Akko also makes a great place to spend a Saturday, as the Old City doesn’t close down and all the sites are open. It is a city brimming with history and bustling multicultural livelihood. One day-trip to Akko may not suffice to enjoy the multiple attraction Akko has to offer, below is a list of our favorite:
- Visit the Hall of the Crusader Knights at the Citadel. Archaeological excavations revealed a complex of halls built and used by the Hospitallers Knights.
- Descend into the Templar Tunnel, which was built by the Knights Templar to provide underground passage between their fortress and the port on the south-eastern side of the city.
- Visit Or Torah synagogue, a Tunisian synagogue, meticulously handcrafted spectacle of stained glass and tile mosaic entirely unique to Akko. (Located a 3-5 minute walk outside the Old City from the Land Gate)
- Shop, eat and linger in the market. There are very good fishmongers (but arrive early) as well as spices, olives, baklava, soap and fresh loofas from the sea. There are some excellent humus eateries in the market.
- Walk atop the city walls, the section from Weizman St. to the Land Gate at the sea shore dates back from the rule of Ahmed Al-Jazzar, This section also houses the Treasures in the Wall Ethnographic Museum.
- Visit the Turkish Bazaar – Newly renovated bazaar in the old city, where several up-and-coming chefs have opened small restaurants.
- Explore Tel Akko – the remains of the ancient city of Acre before it was resettled on the piece of land currently known as the “Old City”. Tel Akko offers incredible views of the Old City, Haifa and the sea. The hill, or “Tel”, results from multiple ancient cities built on top of each other from the Early Bronze Age to the Hellenistic Period. Excavations are on-going, and since few tourist know about it, is well worth a visit if you’re craving some peace and quiet.

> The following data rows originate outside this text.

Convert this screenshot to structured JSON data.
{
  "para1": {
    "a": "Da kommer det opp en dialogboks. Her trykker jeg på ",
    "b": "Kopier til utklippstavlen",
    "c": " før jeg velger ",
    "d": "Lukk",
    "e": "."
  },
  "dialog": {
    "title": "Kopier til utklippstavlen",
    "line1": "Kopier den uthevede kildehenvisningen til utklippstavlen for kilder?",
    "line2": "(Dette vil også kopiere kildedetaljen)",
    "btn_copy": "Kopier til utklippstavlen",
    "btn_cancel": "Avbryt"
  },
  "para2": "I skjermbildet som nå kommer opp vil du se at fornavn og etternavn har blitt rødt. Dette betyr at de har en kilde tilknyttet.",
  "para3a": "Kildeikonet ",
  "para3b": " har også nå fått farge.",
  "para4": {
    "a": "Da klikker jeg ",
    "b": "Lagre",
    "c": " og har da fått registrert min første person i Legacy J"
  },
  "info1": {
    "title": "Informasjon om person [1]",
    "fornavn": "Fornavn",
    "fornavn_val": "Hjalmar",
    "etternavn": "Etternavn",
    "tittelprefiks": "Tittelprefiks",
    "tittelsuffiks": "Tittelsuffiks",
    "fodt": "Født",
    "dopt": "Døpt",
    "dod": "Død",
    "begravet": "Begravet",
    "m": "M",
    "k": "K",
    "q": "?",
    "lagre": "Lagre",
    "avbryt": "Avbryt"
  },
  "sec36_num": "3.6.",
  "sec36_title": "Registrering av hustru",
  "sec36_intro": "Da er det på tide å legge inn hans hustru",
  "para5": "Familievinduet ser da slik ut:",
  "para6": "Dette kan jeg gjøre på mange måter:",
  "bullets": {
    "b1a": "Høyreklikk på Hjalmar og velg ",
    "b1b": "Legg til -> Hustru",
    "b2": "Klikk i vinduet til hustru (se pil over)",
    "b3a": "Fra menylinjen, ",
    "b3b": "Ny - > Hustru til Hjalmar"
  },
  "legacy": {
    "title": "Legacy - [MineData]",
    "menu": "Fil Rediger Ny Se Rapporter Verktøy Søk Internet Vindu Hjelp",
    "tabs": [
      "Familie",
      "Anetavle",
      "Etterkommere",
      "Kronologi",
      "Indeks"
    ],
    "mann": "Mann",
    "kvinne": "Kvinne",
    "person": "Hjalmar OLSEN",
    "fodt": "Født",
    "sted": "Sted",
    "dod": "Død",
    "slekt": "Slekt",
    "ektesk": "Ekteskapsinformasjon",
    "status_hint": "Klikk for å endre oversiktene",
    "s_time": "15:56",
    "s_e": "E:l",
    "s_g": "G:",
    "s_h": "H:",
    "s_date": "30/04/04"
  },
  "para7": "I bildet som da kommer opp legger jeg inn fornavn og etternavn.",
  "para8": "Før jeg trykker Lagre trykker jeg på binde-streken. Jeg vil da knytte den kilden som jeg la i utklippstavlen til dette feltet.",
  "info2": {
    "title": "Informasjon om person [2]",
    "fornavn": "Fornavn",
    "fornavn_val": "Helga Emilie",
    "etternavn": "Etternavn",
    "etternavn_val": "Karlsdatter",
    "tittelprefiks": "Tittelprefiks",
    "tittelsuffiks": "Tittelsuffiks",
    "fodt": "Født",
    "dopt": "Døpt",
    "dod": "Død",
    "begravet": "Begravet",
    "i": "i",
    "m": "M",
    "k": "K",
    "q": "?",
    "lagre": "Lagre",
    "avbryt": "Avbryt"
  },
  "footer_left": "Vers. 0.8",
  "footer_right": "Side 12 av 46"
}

- Swim in fine Mediterranean water and relax on one of Akko beaches adorned with soft, fine sand from the Nile Estuary.
- Marvel and contemplate in the Shrine of Baha’u’llah – the holiest place for the Baha’is. The Shrine of Bahá’u’lláh is composed of a central room that has a small garden at its centre.
Akko has excellent fish & seafood restaurants, housed in authentic stone buildings, and some with fine views of the sea or the port.
If you are looking for something special try Uri Buri or El-Babour & the Sea (booking advisable).
Beit She’an is one of the oldest cities in Israel, first occupied some 6,000 years ago.
The Tel (Tel el-Hisn) contains evidence of Chalcolithic and Bronze Age settlements, and became an administrative centre during the Egyptian occupation (15th Century BCE).
Subsequently a Canaanite settlement, the Tel was later captured by the Philistines, who having defeated the Israelites at the battle of Mount Gilboa, hung the body of King Saul from the city walls.
The Israelites later captured Beit She’an under the leadership of King David.
At the foot of the Tel lies the deeply impressive excavated ruins of a Hellenistic, Roman and then Byzantium metropolis, once home to a population of 40,000 citizens and covering an area of 1,500 dunam.
The colonnaded Cardo is flanked by shops, baths and temples, and evokes a real sense of what it must have been like as a bustling commercial centre some 2,000 years ago.
More than that, there is a significant Roman theatre and a full-size a chariot-racing arena.
Fantastic views of the Roman city can be seen from the top of the Tel.
Beit She’an continued to be an important city under the Arab caliphate and the subsequent Latin Kingdom. Nearby are the ruins of Crusader-era castle.
Beit She’an can be best reached by driving down the eastern shore of the Lake on the 92.
The road passes the holiday resort of Kibbutz Ein Gev, which is an excellent place to stop for a rest and a meal.
The 92 also passes the ruins of a Byzantine Christian monastery at Kursi, commemorating Jesus’ so-called “miracle of the swine” (Mark 5:1-20, Matthew 8:28-34, Luke 8:26-39). Impressive in its own right, it is a beautiful location an offers another lovely place to break to the journey to Beit She’an.